**Directions**:
Below are some records; each one is to be set down again exactly.

**Source records**:
>>
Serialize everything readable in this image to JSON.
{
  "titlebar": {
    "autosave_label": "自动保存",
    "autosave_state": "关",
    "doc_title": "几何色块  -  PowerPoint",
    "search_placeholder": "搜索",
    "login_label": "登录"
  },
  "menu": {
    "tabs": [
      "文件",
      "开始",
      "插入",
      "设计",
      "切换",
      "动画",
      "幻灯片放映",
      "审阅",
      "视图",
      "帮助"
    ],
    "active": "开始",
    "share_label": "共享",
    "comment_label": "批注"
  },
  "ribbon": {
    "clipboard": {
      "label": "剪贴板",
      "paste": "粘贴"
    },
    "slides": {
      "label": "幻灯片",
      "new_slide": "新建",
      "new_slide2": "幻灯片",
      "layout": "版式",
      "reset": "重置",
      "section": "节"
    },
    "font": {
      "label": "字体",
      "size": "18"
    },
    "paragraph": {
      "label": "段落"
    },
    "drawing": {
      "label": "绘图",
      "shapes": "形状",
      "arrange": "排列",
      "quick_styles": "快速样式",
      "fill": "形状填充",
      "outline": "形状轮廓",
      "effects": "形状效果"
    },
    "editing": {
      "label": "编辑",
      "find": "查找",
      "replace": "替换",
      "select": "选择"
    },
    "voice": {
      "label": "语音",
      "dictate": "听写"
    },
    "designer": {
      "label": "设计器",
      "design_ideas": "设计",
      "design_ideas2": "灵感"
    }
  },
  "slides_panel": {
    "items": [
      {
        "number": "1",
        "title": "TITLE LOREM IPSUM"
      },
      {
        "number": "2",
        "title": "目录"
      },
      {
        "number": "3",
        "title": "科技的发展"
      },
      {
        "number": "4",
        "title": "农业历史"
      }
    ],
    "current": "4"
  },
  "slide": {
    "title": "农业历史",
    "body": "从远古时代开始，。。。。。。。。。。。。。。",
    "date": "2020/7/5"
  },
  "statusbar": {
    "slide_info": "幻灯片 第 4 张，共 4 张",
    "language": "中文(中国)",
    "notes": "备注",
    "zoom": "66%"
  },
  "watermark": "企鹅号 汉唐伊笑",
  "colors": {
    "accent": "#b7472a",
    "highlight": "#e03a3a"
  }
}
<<
**Exercise solution**:
Serialize everything readable in this image to JSON.
{
  "titlebar": {
    "autosave_label": "自动保存",
    "autosave_state": "关",
    "doc_title": "几何色块  -  PowerPoint",
    "search_placeholder": "搜索",
    "login_label": "登录"
  },
  "menu": {
    "tabs": [
      "文件",
      "开始",
      "插入",
      "设计",
      "切换",
      "动画",
      "幻灯片放映",
      "审阅",
      "视图",
      "帮助"
    ],
    "active": "开始",
    "share_label": "共享",
    "comment_label": "批注"
  },
  "ribbon": {
    "clipboard": {
      "label": "剪贴板",
      "paste": "粘贴"
    },
    "slides": {
      "label": "幻灯片",
      "new_slide": "新建",
      "new_slide2": "幻灯片",
      "layout": "版式",
      "reset": "重置",
      "section": "节"
    },
    "font": {
      "label": "字体",
      "size": "18"
    },
    "paragraph": {
      "label": "段落"
    },
    "drawing": {
      "label": "绘图",
      "shapes": "形状",
      "arrange": "排列",
      "quick_styles": "快速样式",
      "fill": "形状填充",
      "outline": "形状轮廓",
      "effects": "形状效果"
    },
    "editing": {
      "label": "编辑",
      "find": "查找",
      "replace": "替换",
      "select": "选择"
    },
    "voice": {
      "label": "语音",
      "dictate": "听写"
    },
    "designer": {
      "label": "设计器",
      "design_ideas": "设计",
      "design_ideas2": "灵感"
    }
  },
  "slides_panel": {
    "items": [
      {
        "number": "1",
        "title": "TITLE LOREM IPSUM"
      },
      {
        "number": "2",
        "title": "目录"
      },
      {
        "number": "3",
        "title": "科技的发展"
      },
      {
        "number": "4",
        "title": "农业历史"
      }
    ],
    "current": "4"
  },
  "slide": {
    "title": "农业历史",
    "body": "从远古时代开始，。。。。。。。。。。。。。。",
    "date": "2020/7/5"
  },
  "statusbar": {
    "slide_info": "幻灯片 第 4 张，共 4 张",
    "language": "中文(中国)",
    "notes": "备注",
    "zoom": "66%"
  },
  "watermark": "企鹅号 汉唐伊笑",
  "colors": {
    "accent": "#b7472a",
    "highlight": "#e03a3a"
  }
}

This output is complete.